- [REQUIRED WORK]
For each entry, restate it word for word while omitting any image it holds.

++++ DATA FOR THIS TASK

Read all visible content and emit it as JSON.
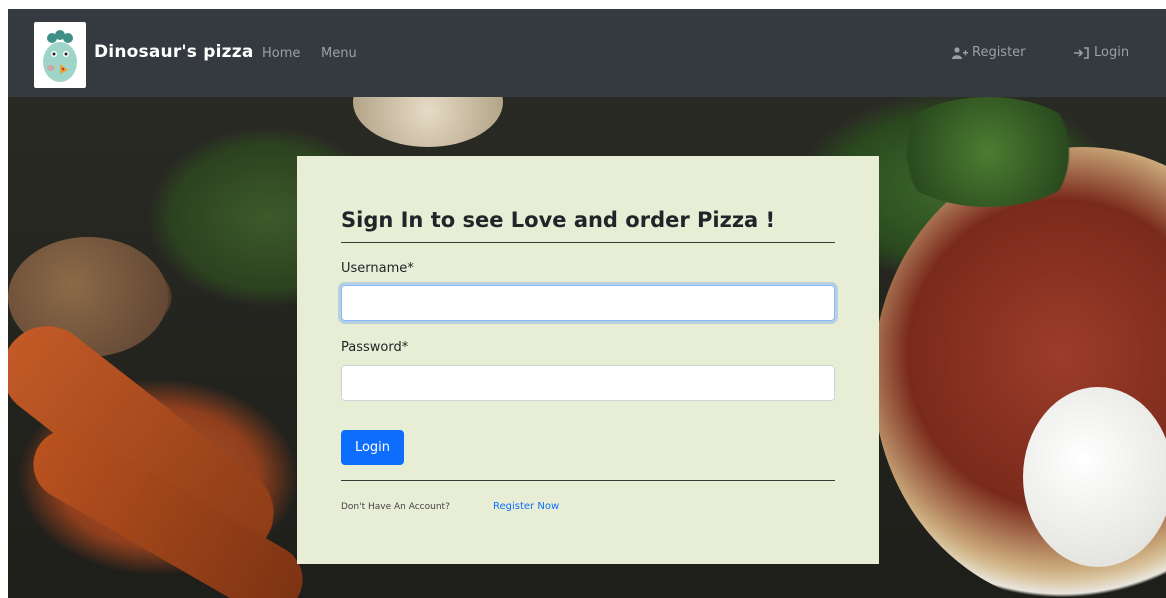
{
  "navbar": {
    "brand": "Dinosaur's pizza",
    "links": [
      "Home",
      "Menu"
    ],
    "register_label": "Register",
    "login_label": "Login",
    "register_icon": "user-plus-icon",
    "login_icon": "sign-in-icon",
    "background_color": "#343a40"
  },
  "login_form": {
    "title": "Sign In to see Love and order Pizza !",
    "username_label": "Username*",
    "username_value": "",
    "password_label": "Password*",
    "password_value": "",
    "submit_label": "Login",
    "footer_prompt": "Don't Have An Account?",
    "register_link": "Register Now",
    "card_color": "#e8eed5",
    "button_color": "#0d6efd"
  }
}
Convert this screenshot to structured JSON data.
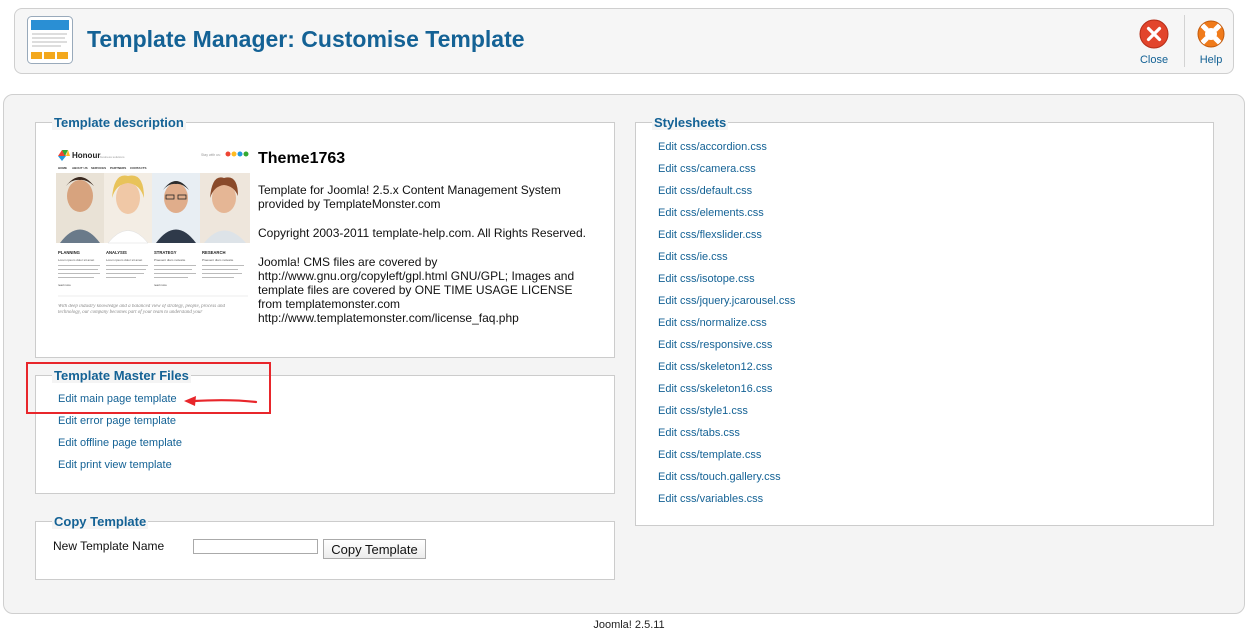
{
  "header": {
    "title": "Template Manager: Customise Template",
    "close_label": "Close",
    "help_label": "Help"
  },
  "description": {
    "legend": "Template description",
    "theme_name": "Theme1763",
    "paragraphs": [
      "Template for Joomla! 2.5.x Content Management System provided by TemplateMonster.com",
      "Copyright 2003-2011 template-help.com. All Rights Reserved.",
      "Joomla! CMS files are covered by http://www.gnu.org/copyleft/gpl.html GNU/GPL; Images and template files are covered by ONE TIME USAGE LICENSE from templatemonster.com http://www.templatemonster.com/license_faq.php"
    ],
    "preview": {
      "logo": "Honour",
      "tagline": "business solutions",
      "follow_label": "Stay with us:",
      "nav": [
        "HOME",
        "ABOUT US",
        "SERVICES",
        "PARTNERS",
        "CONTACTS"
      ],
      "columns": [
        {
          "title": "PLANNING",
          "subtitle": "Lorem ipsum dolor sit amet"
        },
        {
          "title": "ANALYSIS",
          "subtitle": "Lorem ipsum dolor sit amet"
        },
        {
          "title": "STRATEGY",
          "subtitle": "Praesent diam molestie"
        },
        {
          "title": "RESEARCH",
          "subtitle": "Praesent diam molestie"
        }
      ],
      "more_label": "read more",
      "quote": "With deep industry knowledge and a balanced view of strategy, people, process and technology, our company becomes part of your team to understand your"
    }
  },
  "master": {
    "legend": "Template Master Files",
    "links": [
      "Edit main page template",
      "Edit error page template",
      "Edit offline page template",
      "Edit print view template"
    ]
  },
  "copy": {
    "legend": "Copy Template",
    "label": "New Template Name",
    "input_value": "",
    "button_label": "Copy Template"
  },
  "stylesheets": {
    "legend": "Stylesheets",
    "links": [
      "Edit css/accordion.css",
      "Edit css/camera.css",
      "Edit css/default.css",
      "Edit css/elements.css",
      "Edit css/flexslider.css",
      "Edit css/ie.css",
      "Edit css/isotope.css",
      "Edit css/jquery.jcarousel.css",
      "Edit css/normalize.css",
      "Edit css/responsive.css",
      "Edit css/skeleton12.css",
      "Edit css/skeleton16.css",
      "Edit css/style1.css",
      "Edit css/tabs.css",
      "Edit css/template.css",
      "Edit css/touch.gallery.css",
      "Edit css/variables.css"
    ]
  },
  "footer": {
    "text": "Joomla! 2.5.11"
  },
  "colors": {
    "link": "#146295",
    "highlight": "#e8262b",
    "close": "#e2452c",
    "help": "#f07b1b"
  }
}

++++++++

- [RESULT]
Read all visible content and emit it as JSON.
{
  "navbar": {
    "brand": "Dinosaur's pizza",
    "links": [
      "Home",
      "Menu"
    ],
    "register_label": "Register",
    "login_label": "Login",
    "register_icon": "user-plus-icon",
    "login_icon": "sign-in-icon",
    "background_color": "#343a40"
  },
  "login_form": {
    "title": "Sign In to see Love and order Pizza !",
    "username_label": "Username*",
    "username_value": "",
    "password_label": "Password*",
    "password_value": "",
    "submit_label": "Login",
    "footer_prompt": "Don't Have An Account?",
    "register_link": "Register Now",
    "card_color": "#e8eed5",
    "button_color": "#0d6efd"
  }
}
Convert this screenshot to structured JSON data.
{
  "header": {
    "title": "Template Manager: Customise Template",
    "close_label": "Close",
    "help_label": "Help"
  },
  "description": {
    "legend": "Template description",
    "theme_name": "Theme1763",
    "paragraphs": [
      "Template for Joomla! 2.5.x Content Management System provided by TemplateMonster.com",
      "Copyright 2003-2011 template-help.com. All Rights Reserved.",
      "Joomla! CMS files are covered by http://www.gnu.org/copyleft/gpl.html GNU/GPL; Images and template files are covered by ONE TIME USAGE LICENSE from templatemonster.com http://www.templatemonster.com/license_faq.php"
    ],
    "preview": {
      "logo": "Honour",
      "tagline": "business solutions",
      "follow_label": "Stay with us:",
      "nav": [
        "HOME",
        "ABOUT US",
        "SERVICES",
        "PARTNERS",
        "CONTACTS"
      ],
      "columns": [
        {
          "title": "PLANNING",
          "subtitle": "Lorem ipsum dolor sit amet"
        },
        {
          "title": "ANALYSIS",
          "subtitle": "Lorem ipsum dolor sit amet"
        },
        {
          "title": "STRATEGY",
          "subtitle": "Praesent diam molestie"
        },
        {
          "title": "RESEARCH",
          "subtitle": "Praesent diam molestie"
        }
      ],
      "more_label": "read more",
      "quote": "With deep industry knowledge and a balanced view of strategy, people, process and technology, our company becomes part of your team to understand your"
    }
  },
  "master": {
    "legend": "Template Master Files",
    "links": [
      "Edit main page template",
      "Edit error page template",
      "Edit offline page template",
      "Edit print view template"
    ]
  },
  "copy": {
    "legend": "Copy Template",
    "label": "New Template Name",
    "input_value": "",
    "button_label": "Copy Template"
  },
  "stylesheets": {
    "legend": "Stylesheets",
    "links": [
      "Edit css/accordion.css",
      "Edit css/camera.css",
      "Edit css/default.css",
      "Edit css/elements.css",
      "Edit css/flexslider.css",
      "Edit css/ie.css",
      "Edit css/isotope.css",
      "Edit css/jquery.jcarousel.css",
      "Edit css/normalize.css",
      "Edit css/responsive.css",
      "Edit css/skeleton12.css",
      "Edit css/skeleton16.css",
      "Edit css/style1.css",
      "Edit css/tabs.css",
      "Edit css/template.css",
      "Edit css/touch.gallery.css",
      "Edit css/variables.css"
    ]
  },
  "footer": {
    "text": "Joomla! 2.5.11"
  },
  "colors": {
    "link": "#146295",
    "highlight": "#e8262b",
    "close": "#e2452c",
    "help": "#f07b1b"
  }
}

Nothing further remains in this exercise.